Physical Design, Features, and Dual-Screens
The Sony Tablet P uses a dual-screen, rounded clamshell design. It resembles the equally audacious Kyocera Echo (3 stars) smartphone, but in a larger form. When open flat, the Tablet P measures 6.2 by 7.1 by 0.5 inches (HWD) and weighs 13.12 ounces. There are two removable plastic shells on either side, with the top covering the SIM card slot and the bottom covering the removable battery and microSD card slot. Both of these plastic covers are flimsy and the top one popped off several times during testing. When closed the Tablet P can fit into some roomier pockets, but I would hardly call it pocket-friendly.

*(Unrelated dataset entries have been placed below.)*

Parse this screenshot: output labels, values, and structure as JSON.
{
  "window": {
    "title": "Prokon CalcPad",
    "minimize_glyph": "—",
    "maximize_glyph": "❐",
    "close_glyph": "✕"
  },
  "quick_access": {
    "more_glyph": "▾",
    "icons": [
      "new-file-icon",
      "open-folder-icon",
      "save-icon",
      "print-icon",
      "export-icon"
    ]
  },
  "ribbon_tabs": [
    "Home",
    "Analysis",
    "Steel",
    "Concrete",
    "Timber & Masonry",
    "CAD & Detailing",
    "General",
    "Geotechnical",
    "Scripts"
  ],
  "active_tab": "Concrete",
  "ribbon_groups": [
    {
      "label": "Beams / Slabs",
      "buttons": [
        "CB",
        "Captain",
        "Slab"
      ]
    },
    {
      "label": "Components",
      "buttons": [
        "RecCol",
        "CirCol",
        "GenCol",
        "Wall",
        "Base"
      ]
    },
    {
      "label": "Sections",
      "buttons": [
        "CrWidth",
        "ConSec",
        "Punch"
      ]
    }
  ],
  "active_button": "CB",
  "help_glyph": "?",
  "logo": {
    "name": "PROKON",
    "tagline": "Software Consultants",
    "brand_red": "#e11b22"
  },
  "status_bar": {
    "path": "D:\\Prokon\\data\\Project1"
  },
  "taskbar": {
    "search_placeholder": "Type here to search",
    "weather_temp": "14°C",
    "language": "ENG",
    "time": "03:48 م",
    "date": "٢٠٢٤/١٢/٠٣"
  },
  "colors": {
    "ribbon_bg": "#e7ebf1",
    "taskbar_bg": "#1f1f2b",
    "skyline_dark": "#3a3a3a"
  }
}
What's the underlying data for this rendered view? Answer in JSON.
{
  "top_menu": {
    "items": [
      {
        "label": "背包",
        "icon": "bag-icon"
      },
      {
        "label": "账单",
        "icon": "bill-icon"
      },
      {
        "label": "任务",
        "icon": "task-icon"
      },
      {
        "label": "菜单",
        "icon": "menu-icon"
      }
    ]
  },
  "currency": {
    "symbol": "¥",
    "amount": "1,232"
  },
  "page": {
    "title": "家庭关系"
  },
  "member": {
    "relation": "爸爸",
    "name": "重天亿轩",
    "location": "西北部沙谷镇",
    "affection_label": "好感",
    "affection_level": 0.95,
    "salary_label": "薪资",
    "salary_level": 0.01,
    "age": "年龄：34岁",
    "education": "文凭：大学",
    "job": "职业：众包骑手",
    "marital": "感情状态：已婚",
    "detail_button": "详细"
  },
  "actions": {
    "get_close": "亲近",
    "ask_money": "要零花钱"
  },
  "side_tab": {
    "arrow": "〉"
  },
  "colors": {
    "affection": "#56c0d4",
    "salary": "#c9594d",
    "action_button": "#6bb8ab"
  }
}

The Power and Volume buttons are on right edge of the bottom half of the tablet, along with a microUSB port and a proprietary power port. The Tablet P connects to computers via included microUSB cable, but doesn’t charge over USB—for that you’ll need the included AC adapter. Along the left side is a tiny hole for a weak built-in speaker, which was easy to cover accidentally. A 3.5mm headphone jack sits on the bottom edge.
Each of the 5.5-inch LCD screens has 1024-by-480-pixel resolution. But the whole is less than the sum of its parts: together, the two screens form a 7-inch, square screen with a notable seam between the two halves. Both 1024-by-480 and 1024-by-960 are nonstandard Android resolutions, which could cause trouble for third-party apps. The whole thing is surrounded by an inch-wide bezel, which made it difficult to reach the middle of the screens with my thumbs. The screens are bright, with vivid colors and deep blacks, and text appears particularly sharp. But the clamshell design makes it hard to get both at an optimal angle unless laid completely flat. The hinge is sturdy and stays put at any angle.
There is a 5-megapixel camera on the back of the top half of the Tablet P, while a VGA front-facing camera is positioned inside, on the right. The rear-facing camera suffers from the same problems as most tablet cameras—soft pictures, dull color and detail, and too much image noise. There is also a long delay between shots. Don’t count on the Tablet P to replace even your smartphone camera.
The Sony Tablet P is available through ATT and connects to its HSPA+42 network, but not to 4G LTE. The Tablet P costs $399.99 with a two-year contract or $549.99 without. Off contract, that’s more than the superior Asus Eee Pad Transformer Prime ($499, 4 stars) and the new iPad ($499-$829). There are two contract data plans, either $35 a month for 3GB or $50 for 5GB. Off-contract data can be bought in three flavors: $14.99 for 250MB, $30 for 3GB, or $50 for 5GB.